While some people grew up watching family members prepare for the holidays, others are just now exploring the ways these rituals help make Jewish values concrete. Whether you are a "veteran" of Pesah cleaning or a newcomer, I hope that some of the resources here will help you.
For detailed instructions on making your home kosher for Passover, go to:
www.rabbinicalassembly.org/pesah-guide.

I LOVE QUESTIONS ABOUT PESAH, so, no matter what your level of experience, I hope that you will call me. I look forward to helping you craft a Pesah that is memorable for you and the people you love.

Hag Kasher V'Sameah! A Kosher and Happy Passover!

Rabbi Barry Dov Katz
718-543-8400
rabbi@csair.org

P.S. This Pesah...Be a Host or Be a Guest: If you would like to be a guest at a seder, or if you can host additional guests at your first or second seder, please call the shul office, 718-543-8400 by Friday, April 12, 2019.

Guide to Kosher Foods and Preparing Your Home for Passover

A few years ago, the Rabbinical Assembly updated its Pesah guide, bringing it into line with current information about food manufacturing and modern appliances. It offers a fuller explanation of some of the laws of Pesah.

There are some significant changes in this guide as compared with the guides I have provided in past years. Some will make preparing for Pesah a bit easier, others will make it a bit more challenging. On the whole, I like the approach of the Guide and offer it to you as a Pesah resource.

I do have a few reactions to specifics of the Guide and offer them to you as well. My reactions are based on my own experience and research into how various rabbis and rabbinical organizations approach these questions. Before you read the guide, please take note of my comments below. Some disagree with the Guide, others clarify or add material not found in the Guide.
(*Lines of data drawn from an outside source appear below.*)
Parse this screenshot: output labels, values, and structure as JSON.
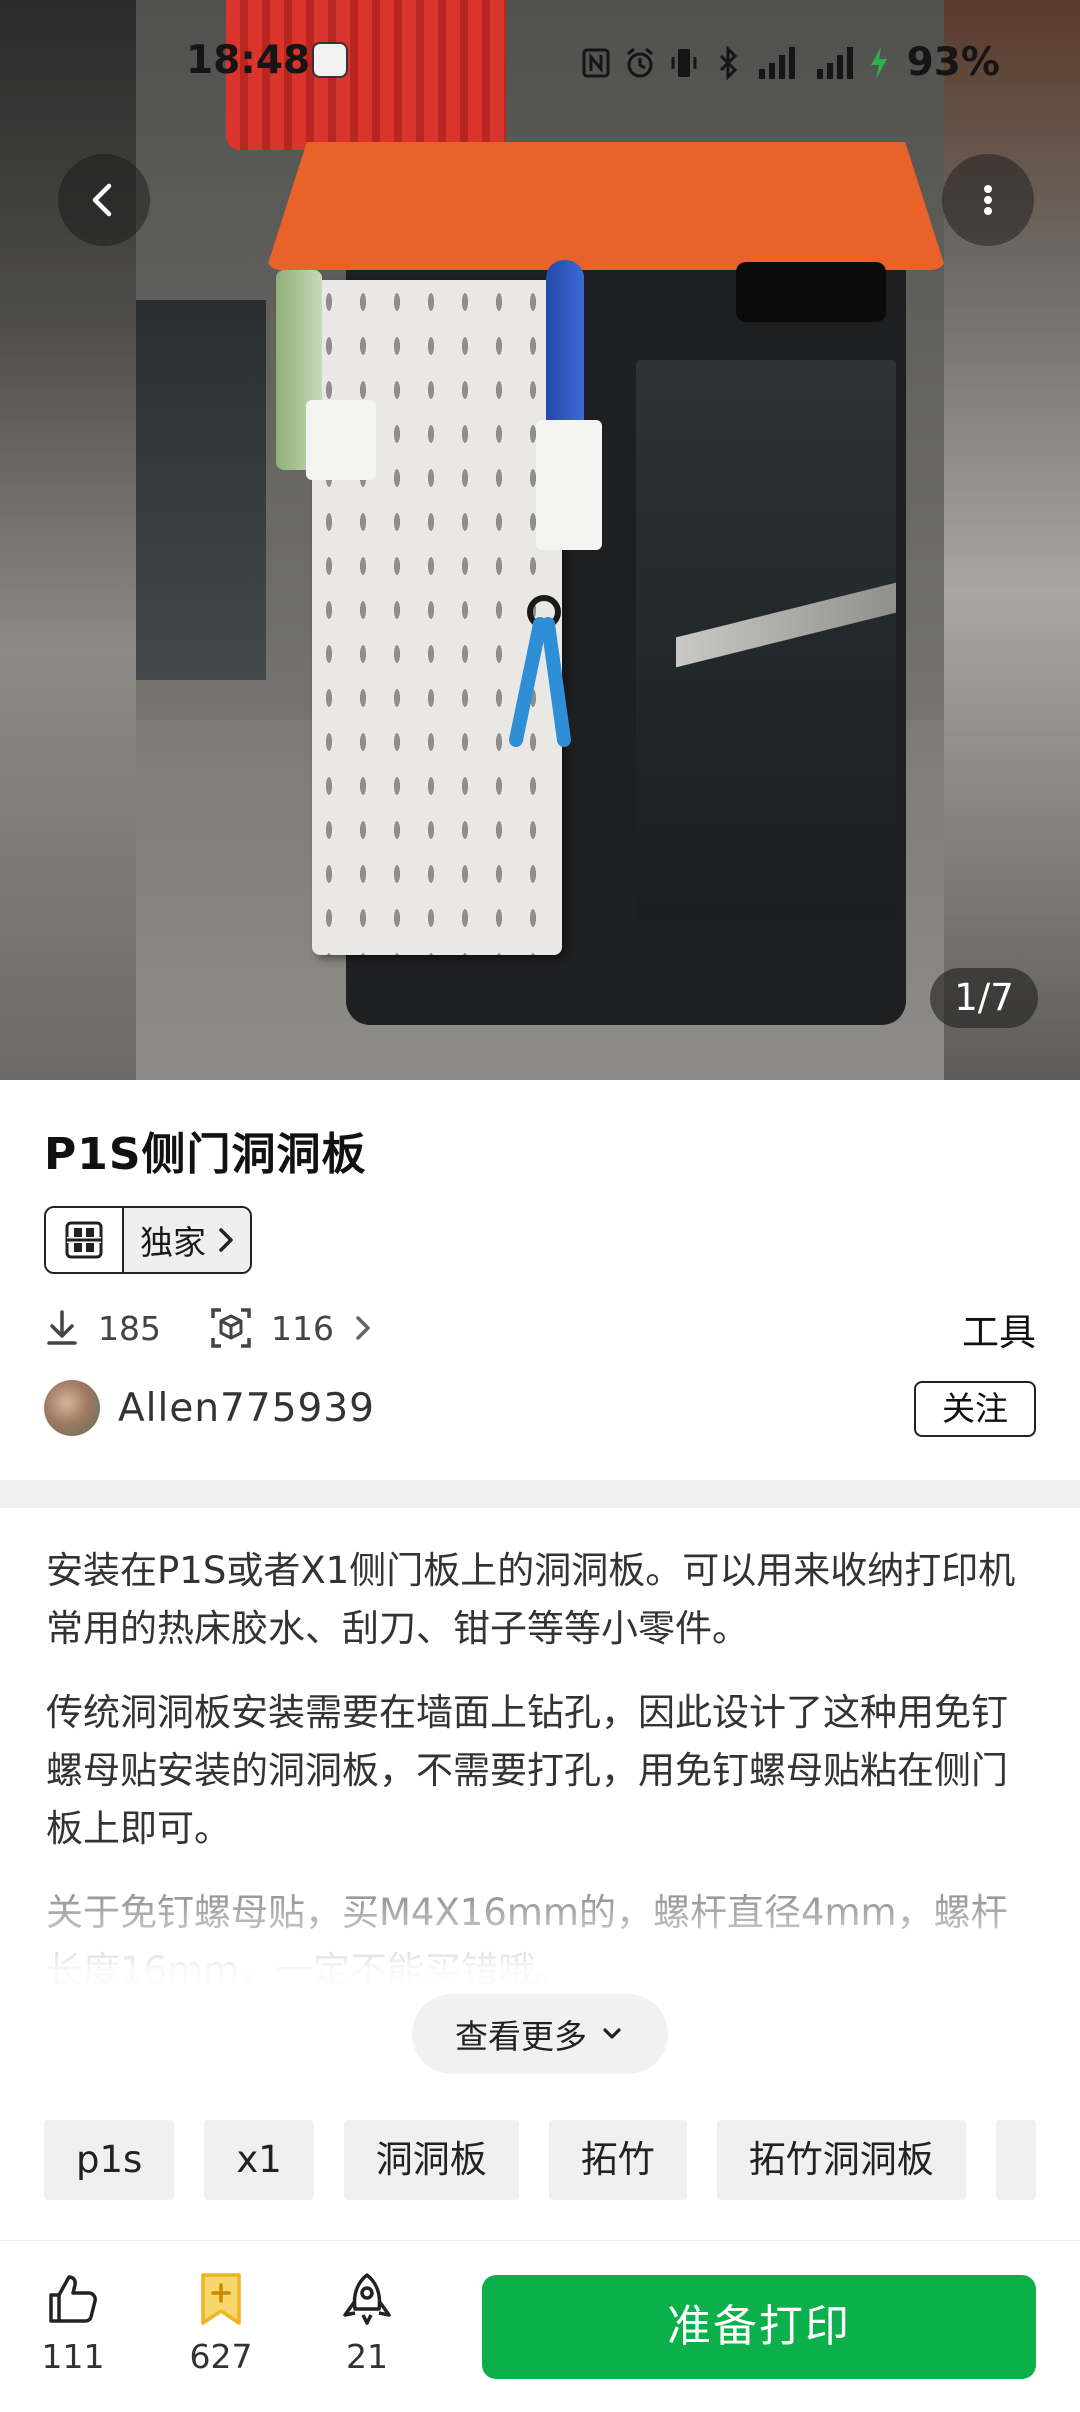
{
  "status_bar": {
    "time": "18:48",
    "battery": "93%",
    "icons": [
      "nfc-icon",
      "alarm-icon",
      "vibrate-icon",
      "bluetooth-icon",
      "signal-icon",
      "5g-signal-icon",
      "charging-icon"
    ]
  },
  "gallery": {
    "counter": "1/7",
    "back_icon": "chevron-left-icon",
    "more_icon": "more-vertical-icon"
  },
  "model": {
    "title": "P1S侧门洞洞板",
    "badge_label": "独家",
    "downloads": "185",
    "prints": "116",
    "category": "工具"
  },
  "author": {
    "name": "Allen775939",
    "follow_label": "关注"
  },
  "description": {
    "p1": "安装在P1S或者X1侧门板上的洞洞板。可以用来收纳打印机常用的热床胶水、刮刀、钳子等等小零件。",
    "p2": "传统洞洞板安装需要在墙面上钻孔，因此设计了这种用免钉螺母贴安装的洞洞板，不需要打孔，用免钉螺母贴粘在侧门板上即可。",
    "p3": "关于免钉螺母贴，买M4X16mm的，螺杆直径4mm，螺杆长度16mm，一定不能买错哦。",
    "more_label": "查看更多"
  },
  "tags": [
    "p1s",
    "x1",
    "洞洞板",
    "拓竹",
    "拓竹洞洞板"
  ],
  "bottom_bar": {
    "likes": "111",
    "collects": "627",
    "boosts": "21",
    "print_label": "准备打印"
  },
  "colors": {
    "primary_green": "#0cb04a",
    "collect_gold": "#f0b323"
  }
}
Notes:

  • In the section on Kashering of Kitchen Appliances and Utensils the Guide notes that metal baking pans and sheets require libbun at very high temperatures which may warp the vessel. In my experience, metal baking pans can rarely be cleaned well enough to kasher them for Pesah. I do not recommend koshering baking pans and sheets for Pesah.
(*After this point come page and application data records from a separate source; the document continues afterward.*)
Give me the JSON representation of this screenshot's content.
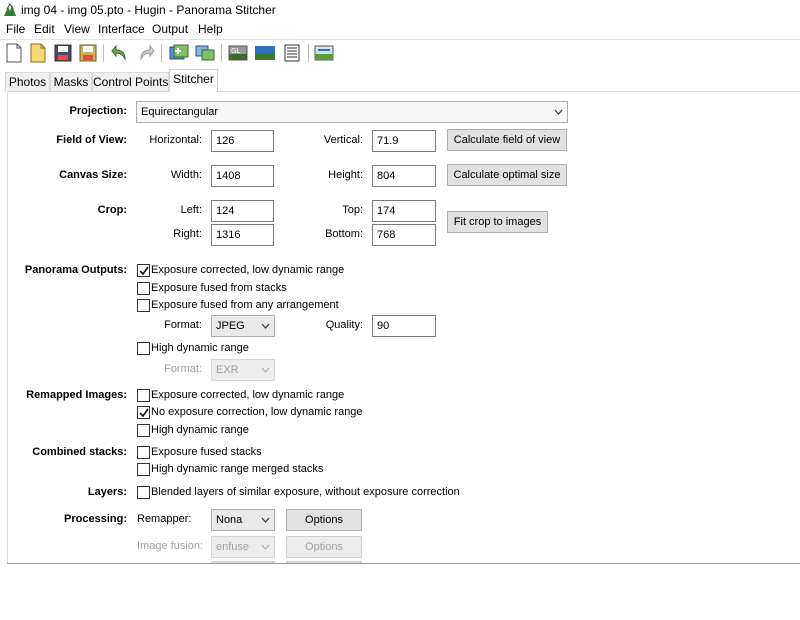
{
  "window": {
    "title": "img 04 - img 05.pto - Hugin - Panorama Stitcher"
  },
  "menu": [
    "File",
    "Edit",
    "View",
    "Interface",
    "Output",
    "Help"
  ],
  "toolbar": {
    "icons": [
      "new-project-icon",
      "open-project-icon",
      "save-project-icon",
      "save-as-icon",
      "undo-icon",
      "redo-icon",
      "add-images-icon",
      "align-icon",
      "opengl-preview-icon",
      "fast-preview-icon",
      "panorama-info-icon",
      "stitch-icon"
    ]
  },
  "tabs": [
    "Photos",
    "Masks",
    "Control Points",
    "Stitcher"
  ],
  "projection": {
    "label": "Projection:",
    "value": "Equirectangular"
  },
  "fov": {
    "label": "Field of View:",
    "horizontal_label": "Horizontal:",
    "horizontal": "126",
    "vertical_label": "Vertical:",
    "vertical": "71.9",
    "button": "Calculate field of view"
  },
  "canvas": {
    "label": "Canvas Size:",
    "width_label": "Width:",
    "width": "1408",
    "height_label": "Height:",
    "height": "804",
    "button": "Calculate optimal size"
  },
  "crop": {
    "label": "Crop:",
    "left_label": "Left:",
    "left": "124",
    "top_label": "Top:",
    "top": "174",
    "right_label": "Right:",
    "right": "1316",
    "bottom_label": "Bottom:",
    "bottom": "768",
    "button": "Fit crop to images"
  },
  "outputs": {
    "label": "Panorama Outputs:",
    "exposure_corrected_ldr": {
      "label": "Exposure corrected, low dynamic range",
      "checked": true
    },
    "fused_stacks": {
      "label": "Exposure fused from stacks",
      "checked": false
    },
    "fused_any": {
      "label": "Exposure fused from any arrangement",
      "checked": false
    },
    "format_label": "Format:",
    "format": "JPEG",
    "quality_label": "Quality:",
    "quality": "90",
    "hdr": {
      "label": "High dynamic range",
      "checked": false
    },
    "hdr_format_label": "Format:",
    "hdr_format": "EXR"
  },
  "remapped": {
    "label": "Remapped Images:",
    "exposure_corrected_ldr": {
      "label": "Exposure corrected, low dynamic range",
      "checked": false
    },
    "no_correction_ldr": {
      "label": "No exposure correction, low dynamic range",
      "checked": true
    },
    "hdr": {
      "label": "High dynamic range",
      "checked": false
    }
  },
  "stacks": {
    "label": "Combined stacks:",
    "fused": {
      "label": "Exposure fused stacks",
      "checked": false
    },
    "hdr_merged": {
      "label": "High dynamic range merged stacks",
      "checked": false
    }
  },
  "layers": {
    "label": "Layers:",
    "blended": {
      "label": "Blended layers of similar exposure, without exposure correction",
      "checked": false
    }
  },
  "processing": {
    "label": "Processing:",
    "remapper_label": "Remapper:",
    "remapper": "Nona",
    "remapper_options": "Options",
    "fusion_label": "Image fusion:",
    "fusion": "enfuse",
    "fusion_options": "Options"
  }
}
  • The Guide says that "Smooth, glass top electric ranges require koshering by libbun and irui (pouring boiling water over the surface of the range top) and then offers instructions on how to do this. In my experience, the irui process they recommend can be harmful to glass topped ranges. I suggest/cleaning the stovetop thoroughly using special products intended for use on these ranges and then heat as hot as possible for 40 minutes.

  • The Guide says that "Issues regarding glass bakeware are complex." I do not recommend koshering glass (Pyrex, etc.) bakeware or cookware for Pesah.

  • Dishwasher ‐ In the past, most authorities said that porcelain or plastic lined dishwashers could not be kashered. Recently, several authorities including the OU have said that these appliances can be kashered. Those who chose to kasher their metal, porcelain or plastic‐lined dishwashers using the method suggested in the Guide (or the slightly different procedures suggested in other places,) can rely on the authorities who permit this. Those who chose not to kasher their dishwashers also have authorities on which they can rely.

  • Refrigerators ‐ Refrigerators and freezers should be defrosted, cleaned and scoured. Include all walls, shelves and baskets. Some people cover shelves with shelf paper or foil during Pesah. (Make sure to allow for good air circulation in by punching holes in the paper or foil.)

  • Dishtowels and tablecloths can be kashered by washing with soap.

  • Kitniyot–The Rabbinical Assembly Guide includes links to two teshuvot, rabbinic response, regarding eating kitniyot (legumes, etc.) One new teshuva permits eating kitniyot. Another maintains the Ashkenazi prohibition. Our shul will continue to follow the traditional Ashkenazi prohibitions.